Going freelance for the voluntary sector: what I’ve learned

Furlough, job cuts, funding insecurity and sustained economic disruption: a lot of people are going to end up as freelancers over the next few months. Some people will lose jobs and others will quit as the promise of transformation gives way to a painful backwards retrenchment and they realise if change won’t happen now, it never will.

Feeling pushed out isn’t easy, whatever the reason. Your ego will have a lot to say about it and the coming months you’ll need to have the energy to nurse that while also finding the  forward propulsion to forge a new career. Don’t be too hard on yourself as you find a way to strike a balance.

Personally, I fell into freelancing because being an employee had become unbearable. Too much of my energy was sucked up in politicking and battling – both of which I’m bad at – at the loss of all the things I’m good at. I never doubted I had much to offer but I knew I wasn’t making the difference I should.

Despite coming from a family of freelancers I had always dismissed it as too unknowable, and myself as unqualified. I had visions of freelancers rattling behind them a trail of MBAs and early morning interest in Agile Sprints and GANTT charts. A two day meeting with McKinsey a decade ago had left a permanent impression of the kind of people who are consultants and it wasn’t me.

I didn’t know where to begin freelancing and I hadn’t planned it. Having not been employed in the voluntary sector for five years I had considerable anxiety that everyone had forgotten me; and even if they hadn’t, how do you make yourself known again? Jump out of someone’s birthday cake?

The thought of selling myself felt horrible. I am not a marketer (as I expect many people in the voluntary sector are not. We sell ideas and principles, not ourselves). Two former bosses asked what my elevator pitch was. ‘You both know me!’, I cried. Surely that is enough?

And actually, it is.

Being yourself is the great, secret joy of freelancing. Often as I’m pedalling off to a client or the (now closed) British Library I think to myself, no one is ruining my day. You’re hired by people that like your brain and your attitude and have given you a mandate to use your strengths to change and challenge them. I’m not saying its always easy, but its definitely easy far more of the time. You’ll hit misunderstandings, learn the need for repetition and the risk of nuance. Sometimes you’ll propose a step too far and have to rewind: but always I feel like I know why I’m here.

Stepping out of an institution your work develops its own rhythm. A virtuous cycle forms where good work leads to more good work. You become your own mistress and with that the anxious ego of the first few months gives way to a deep revolution in confidence.

Not that it is all easy, and I say all this from the vantage point of a slew of privileges. Also, the next 24 months are unknowable for all of us. Freelancing is a path that takes a lot of faith (but if you’re ever going to believe in anything in life, it may as well be yourself).

My own business plan for the next 9 months consists of (a) cutting all my spending and (b) a karmic belief that in working for free or next to nothing, some pay will emerge at some point. That’s probably not the most assured approach but it feels right for me and I feel for the first time that my approach to work is entirely in accordance with my values.

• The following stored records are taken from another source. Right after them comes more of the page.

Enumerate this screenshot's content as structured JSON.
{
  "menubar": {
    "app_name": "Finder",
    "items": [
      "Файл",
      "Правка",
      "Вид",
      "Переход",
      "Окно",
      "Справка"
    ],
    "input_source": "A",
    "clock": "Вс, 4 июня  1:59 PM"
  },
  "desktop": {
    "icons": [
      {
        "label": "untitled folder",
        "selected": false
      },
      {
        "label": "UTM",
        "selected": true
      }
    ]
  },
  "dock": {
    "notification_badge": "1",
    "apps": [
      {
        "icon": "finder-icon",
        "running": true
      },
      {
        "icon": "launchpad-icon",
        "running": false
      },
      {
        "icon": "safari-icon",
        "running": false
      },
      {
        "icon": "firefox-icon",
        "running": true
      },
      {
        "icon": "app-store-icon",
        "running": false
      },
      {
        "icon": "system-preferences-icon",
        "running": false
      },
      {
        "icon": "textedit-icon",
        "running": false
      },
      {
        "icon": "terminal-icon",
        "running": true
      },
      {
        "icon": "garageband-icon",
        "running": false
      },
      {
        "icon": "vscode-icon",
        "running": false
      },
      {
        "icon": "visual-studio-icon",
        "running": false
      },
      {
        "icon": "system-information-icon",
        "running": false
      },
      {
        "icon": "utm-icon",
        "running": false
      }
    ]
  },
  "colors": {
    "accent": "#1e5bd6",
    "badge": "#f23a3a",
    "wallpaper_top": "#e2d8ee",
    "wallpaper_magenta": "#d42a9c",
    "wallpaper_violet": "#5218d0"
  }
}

If you do go freelance, I wish you well. Find company, seek advice, have other freelancers to share stories with. After all, if you follow your instincts, what can possibly go wrong?